An Oversimplification of Her Beauty
Experimental, art house mockumentary could be the future of romantic comedies
An Oversimplification of Her Beauty
Directed by Terence Nance
Cast: Terence Nance, Namik Minter
“How would you feel?” That’s the question relentlessly and repeatedly asked by Terence Nance’s wonderfully inventive, playfully experimental first feature An Oversimplification of Her Beauty. It’s also the title of a short film Nance made in conjunction with the Sundance Institute circa 2006. That film is presented in its entirety within An Oversimplification—with frequent narrative interruptions—and it tells a very simple “fictionalized” story. An Afro-bohemian artist (Nance) returns home to his apartment in New York City in expectation of meeting a young woman with whom he has been spending an increasing amount of time. He’s pretty sure he’s in love with her, but he’s not yet convinced she feels the same. As he prepares for their date (or is it?), she calls and says she can’t make it. So ... how would you feel?
Throughout the film Nance and his erudite narrator (Reg E. Cathey from “The Wire”) address the question to the audience in a probing, second-person narrative. But it’s a query with which the artist himself is clearly struggling. Obviously the story in “How Would You Feel?” is true. Nance wrestled with his feelings so much that he shot a short film about himself and the unnamed woman in question. The film, which starts out sounding like some grand romantic gesture, ends up being what Nance calls “an oversimplification of her beauty”—a one-sided, memory-clouded portrait of his romantic obsession, warts removed and personal flaws glossed over.
Some six years later, however, and Nance is still brooding on the initial question of “How Would You Feel?” by using it as the basis of his feature-length docu-art project An Oversimplification of Her Beauty. In it he shows off his earlier short film, expands on the narrative, indulges in countless artistic digressions and freely discusses the aftermath of his (perhaps misguided) cinematic love letter.
Along the way we get documentary-style footage, mockumentary-like reenactments, hand-drawn animation, stop-motion animation, epic ruminations on the nature of love, more navel gazing than a Smiths album and a running narrative commentary that wittily dissects Nance’s entire self-centered project. This is experimental filmmaking in the truest sense. Unlike many films that end up labeled “experimental,” An Oversimplification of Her Beauty doesn’t present viewers with an impenetrable narrative or incomprehensible visual symbolism. Instead it’s a funny, smart, poignant and extremely freewheeling work of art that plays with the medium of film, endlessly searching for new ways to relate its deeply internal story to audiences.
An Oversimplification of Her Beauty is as heartfelt an examination of love, unrequited and otherwise, as the sonnets of William Shakespeare. Not that there’s a one-to-one correlation. The Bard’s got no worry about being unseated here.
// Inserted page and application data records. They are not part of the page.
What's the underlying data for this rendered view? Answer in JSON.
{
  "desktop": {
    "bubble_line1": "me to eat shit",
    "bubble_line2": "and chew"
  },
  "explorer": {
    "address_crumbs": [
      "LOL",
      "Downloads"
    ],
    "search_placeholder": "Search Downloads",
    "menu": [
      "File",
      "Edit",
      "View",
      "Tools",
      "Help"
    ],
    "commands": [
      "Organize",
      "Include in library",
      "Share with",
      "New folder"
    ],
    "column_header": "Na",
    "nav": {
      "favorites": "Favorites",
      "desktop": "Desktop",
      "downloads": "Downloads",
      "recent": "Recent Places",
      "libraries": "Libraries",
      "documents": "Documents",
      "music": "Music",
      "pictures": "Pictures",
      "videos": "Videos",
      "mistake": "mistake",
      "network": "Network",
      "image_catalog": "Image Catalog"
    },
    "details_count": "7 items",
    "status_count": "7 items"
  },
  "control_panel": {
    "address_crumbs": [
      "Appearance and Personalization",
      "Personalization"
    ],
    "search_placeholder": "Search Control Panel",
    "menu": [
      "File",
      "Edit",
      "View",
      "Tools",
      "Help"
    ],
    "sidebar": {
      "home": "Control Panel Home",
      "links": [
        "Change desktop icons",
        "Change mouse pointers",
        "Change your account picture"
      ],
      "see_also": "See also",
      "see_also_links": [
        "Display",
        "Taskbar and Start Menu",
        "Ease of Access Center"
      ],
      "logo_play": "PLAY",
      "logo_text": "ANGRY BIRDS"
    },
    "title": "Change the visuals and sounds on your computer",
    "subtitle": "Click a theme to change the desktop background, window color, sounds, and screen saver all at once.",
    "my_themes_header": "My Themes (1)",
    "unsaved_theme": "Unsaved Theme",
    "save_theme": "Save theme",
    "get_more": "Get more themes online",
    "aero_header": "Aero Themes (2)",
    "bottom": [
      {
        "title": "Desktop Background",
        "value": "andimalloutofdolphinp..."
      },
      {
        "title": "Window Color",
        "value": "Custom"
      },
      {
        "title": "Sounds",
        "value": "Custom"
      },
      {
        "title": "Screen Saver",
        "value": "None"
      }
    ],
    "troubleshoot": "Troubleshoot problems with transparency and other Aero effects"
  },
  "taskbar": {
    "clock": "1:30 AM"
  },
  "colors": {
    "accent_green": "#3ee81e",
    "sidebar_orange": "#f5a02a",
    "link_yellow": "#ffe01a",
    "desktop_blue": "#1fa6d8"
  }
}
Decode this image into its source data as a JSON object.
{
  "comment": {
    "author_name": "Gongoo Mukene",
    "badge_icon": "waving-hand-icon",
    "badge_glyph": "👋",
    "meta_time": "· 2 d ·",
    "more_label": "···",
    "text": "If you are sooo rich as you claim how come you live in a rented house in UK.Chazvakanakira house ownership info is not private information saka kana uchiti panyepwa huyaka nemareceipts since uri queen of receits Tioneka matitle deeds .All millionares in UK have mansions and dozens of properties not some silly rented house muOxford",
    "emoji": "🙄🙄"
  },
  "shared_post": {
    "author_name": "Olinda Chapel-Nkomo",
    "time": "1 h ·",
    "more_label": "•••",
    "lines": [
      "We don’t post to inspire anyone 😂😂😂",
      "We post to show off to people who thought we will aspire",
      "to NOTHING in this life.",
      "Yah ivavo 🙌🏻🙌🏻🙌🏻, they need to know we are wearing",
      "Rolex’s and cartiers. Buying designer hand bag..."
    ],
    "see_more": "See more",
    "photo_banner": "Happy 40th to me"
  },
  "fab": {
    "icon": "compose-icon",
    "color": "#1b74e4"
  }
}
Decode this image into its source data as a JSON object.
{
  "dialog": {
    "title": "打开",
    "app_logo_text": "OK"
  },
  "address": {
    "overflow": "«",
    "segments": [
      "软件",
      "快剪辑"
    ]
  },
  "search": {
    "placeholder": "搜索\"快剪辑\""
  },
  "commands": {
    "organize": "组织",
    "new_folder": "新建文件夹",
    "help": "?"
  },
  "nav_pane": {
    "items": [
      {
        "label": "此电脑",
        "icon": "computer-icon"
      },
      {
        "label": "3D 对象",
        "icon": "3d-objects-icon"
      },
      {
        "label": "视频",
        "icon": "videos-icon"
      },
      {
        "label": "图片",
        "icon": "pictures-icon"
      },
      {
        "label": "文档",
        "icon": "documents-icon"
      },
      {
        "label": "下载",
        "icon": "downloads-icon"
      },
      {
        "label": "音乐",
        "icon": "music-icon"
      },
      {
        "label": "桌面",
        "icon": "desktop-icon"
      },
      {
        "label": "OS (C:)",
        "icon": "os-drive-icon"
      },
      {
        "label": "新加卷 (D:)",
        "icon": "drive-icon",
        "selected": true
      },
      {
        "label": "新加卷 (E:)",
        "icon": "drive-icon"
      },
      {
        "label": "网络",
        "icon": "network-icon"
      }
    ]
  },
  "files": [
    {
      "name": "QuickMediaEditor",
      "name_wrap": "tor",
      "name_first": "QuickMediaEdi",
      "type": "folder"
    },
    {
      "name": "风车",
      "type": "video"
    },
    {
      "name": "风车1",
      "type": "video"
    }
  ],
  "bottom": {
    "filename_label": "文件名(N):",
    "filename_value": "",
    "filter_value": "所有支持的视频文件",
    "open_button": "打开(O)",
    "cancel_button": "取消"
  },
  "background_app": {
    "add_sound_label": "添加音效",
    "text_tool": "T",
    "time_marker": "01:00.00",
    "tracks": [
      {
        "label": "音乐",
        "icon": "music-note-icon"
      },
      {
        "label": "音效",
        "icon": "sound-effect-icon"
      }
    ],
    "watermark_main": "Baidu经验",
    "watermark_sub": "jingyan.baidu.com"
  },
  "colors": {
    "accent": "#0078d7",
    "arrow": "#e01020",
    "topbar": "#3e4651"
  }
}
But Nance is doing more or less what Shakespeare was back in the 16th century. He’s digging deep into his heart, creating an intimate artistic examination of basic human attraction. Only Nance is employing the most modern of mediums. This is poetry of word and picture, of raw digital image and of handmade animation. It’s a restless, eclectic, distracted tour through one man’s heart and mind. And it feels as fresh and up-to-date as any film in recent memory.
Eschewing dialogue and traditional narrative structure, the film’s internal-monologue-as-performance-art focuses viewers’ attentions far more than a simple romantic comedy ever could. The details are wonderfully and hilariously real. Every time Nance returns to his apartment for that fateful blow-off, he’s carrying large pieces of wood. Eventually the narrator explains that “you” are attempting to build a bed based on “a book about Japanese wood joinery that you found in the garbage.” Clearly Nance is/was thinking that getting his mattress off the floor might grease the romantic wheels. Later on the narrator returns to point out that “you are bad at carpentry and you can’t read Japanese.” That’s the kind of self-effacing joke that Woody Allen would be proud of.
Occasionally there’s a creeping feeling that Nance may be trying too hard, showing off his every film school skill—from drawing the animation to writing the songs—and turning his debut feature into a sort of “look at me” calling card. Charm, audaciousness and sheer enthusiasm count for a lot, though. Eclectic and chaotic as Nance’s approach may be, it’s instantly accessible. Who hasn’t been in his shoes, wondering that most human of questions: “Does she like me or not?” Of course the film is much more well-spoken about it, ruminating on “a platonic in search of the romantic.” The course of true love never did run smooth, to steal a phrase from Mr. Shakespeare, and An Oversimplification may be the most vivid personification of that clamorous, complex road to romance or heartbreak.